However, to get to this emotional plot, a reader must give up expectations of correct point of view, punctuation, clear sentences, or logical construction. Like a dream or a trance, the book has vivid details, unexpected twists, unknown speakers, and time frames that switch back and forth. The chapters could have been shuffled and scenes inserted in any order. This can be either frustrating, or exciting and wildly compelling for a reader.
The text reads like verses of prose poetry with double lines between each paragraph. The various speakers tell their thoughts, memories, and fantasies; the reader gets the feeling of being in a dream. The novella is set in 1948, but there are not many supporting details of that particular year. With frequent references to physical attributes, clothing, and style, the book’s imagery very often seems unintentionally humorous. Anexample is this description of Lucy’s appearance: “When it was soft, it was soft and deep. When it was deep, it was deep and deeper. This time, it was deep and deeper.”
Lucy and Thibaut’s dialogue is about trifles, which reveal something deeper. While arguing about the difference between a whore and a bitch, and lingering on the names of four cats, the internal misery of the two young people who have never touched is palpably provocative and powerful.
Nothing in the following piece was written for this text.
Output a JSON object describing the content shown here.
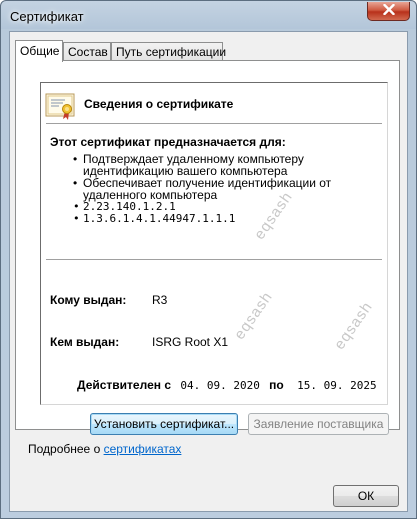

By many references to body parts, especially the eyes, hands, arms and elbows, and on forced smiles and quick tears, the author presents an overall feeling of melancholy. The two characters talk in circles, never really hearing what the other is saying. The repetition and disorganization of the text can be viewed as the way the mind works when trying to hide from truth, pain, or guilt. There is something valuable in Saint Paul Trois Châteaux: 1948, but the reader must be willing to dig and interpret and forgive mistakes to get at the novel’s honest and sometimes touching look at the hope and regret buried inside its wistful characters."